Three potential alternatives for road access and transmission lines have been identified for Susitna-Watana Hydro. The environmental study plan area includes all three potential routes. A high-level feasibility study was conducted by the Alaska Department of Transportation and Public Facilities (ADOT&PF) and public comments were solicited to aid in the decision making process. A favored route decision is not anticipated until the license application is filed with the Federal Energy Regulatory Commission (FERC).
When at all possible, the transmission lines will be co-located with the road access. A second transmission line is likely to provide redundancy and security for the Railbelt’s Intertie.
The two east-west road access corridor options are planned to terminate at the Alaska Railroad; the north-south route connects with the Denali Highway.
Chulitna Corridor: Runs north of the Susitna River and extends to the Chulitna siding area.
Gold Creek Corridor: Runs south of the Susitna River and extends to the Gold Creek area.
Denali Corridor: Runs due north for a distance of about 44 miles, connecting with the Denali Highway roughly 20 miles to the community of Cantwell. The affected sections of the Denali Highway would be upgraded in order to facilitate safe construction and transportation safety improvements in Cantwell would be made.
Electric Transmission Facilities
The transmission lines will begin at the dam site and consist of three 230-kV lines, in either single or double-circuit configuration. The same three corridors under consideration for the access road are also those under consideration to connect Susitna-Watana Hydro transmission lines to the Alaska Intertie.

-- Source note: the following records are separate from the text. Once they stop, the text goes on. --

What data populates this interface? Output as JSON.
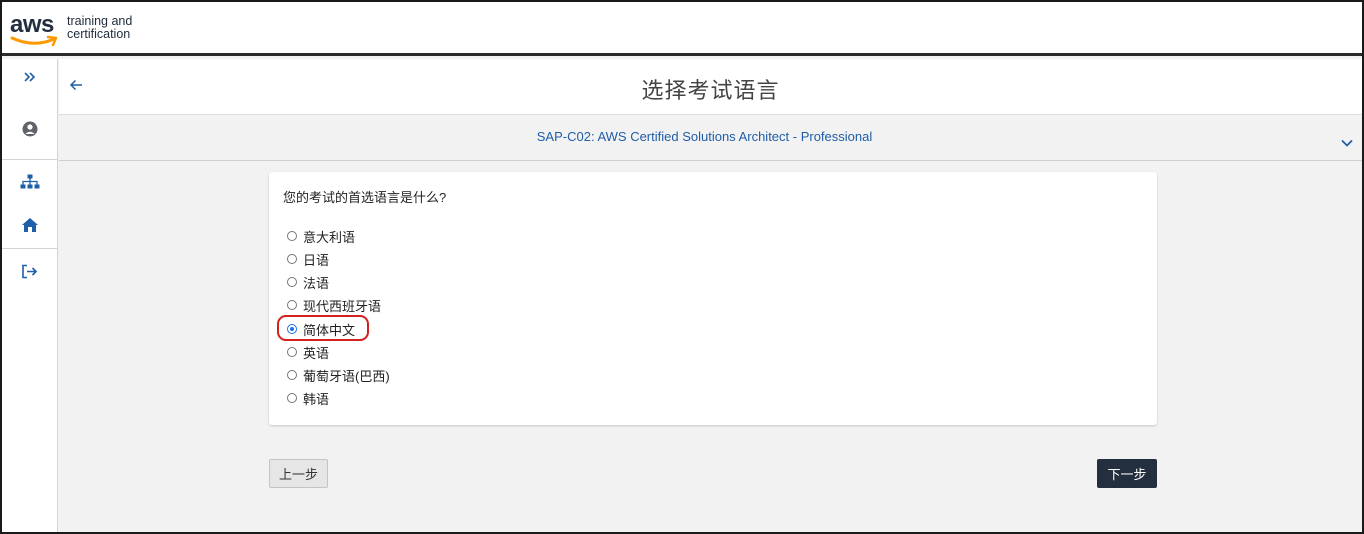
{
  "brand": {
    "logo_word": "aws",
    "logo_line1": "training and",
    "logo_line2": "certification"
  },
  "sidebar": {
    "items": [
      {
        "icon": "double-chevron-right-icon"
      },
      {
        "icon": "user-circle-icon"
      },
      {
        "icon": "sitemap-icon"
      },
      {
        "icon": "home-icon"
      },
      {
        "icon": "sign-out-icon"
      }
    ]
  },
  "header": {
    "title": "选择考试语言",
    "back_icon": "arrow-left-icon"
  },
  "exam": {
    "name": "SAP-C02: AWS Certified Solutions Architect - Professional",
    "toggle_icon": "chevron-down-icon"
  },
  "form": {
    "question": "您的考试的首选语言是什么?",
    "options": [
      {
        "label": "意大利语",
        "selected": false
      },
      {
        "label": "日语",
        "selected": false
      },
      {
        "label": "法语",
        "selected": false
      },
      {
        "label": "现代西班牙语",
        "selected": false
      },
      {
        "label": "简体中文",
        "selected": true
      },
      {
        "label": "英语",
        "selected": false
      },
      {
        "label": "葡萄牙语(巴西)",
        "selected": false
      },
      {
        "label": "韩语",
        "selected": false
      }
    ]
  },
  "buttons": {
    "prev": "上一步",
    "next": "下一步"
  },
  "colors": {
    "accent": "#1f5ea8",
    "primary_button": "#232f3e",
    "highlight": "#d42020",
    "aws_orange": "#ff9900"
  }
}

Access to the transmission line corridors will be either by helicopter where there is no access road projected, or by unpaved vehicle access from the permanent access roads at intermittent points along the corridor.
Alaska’s Railbelt electrical grid serves 75 percent of Alaska’s population and accounts for more than 85 percent of the state’s electricity. The AEA owns the 170-mile Willow to Healy portion of the transmission line between Anchorage and Fairbanks.
Alaska’s energy infrastructure is limited and aging. AEA is working with the Railbelt utilities to identify projects that will strengthen the backbone of the state’s energy distribution system and examine how electricity is generated, transmitted and distributed to meet the Railbelt’s needs in a safe and efficient manner.
The $5.66 billion estimated cost of Susitna-Watana Hydro includes transmission facilities which will connect the project to the Railbelt transmission system.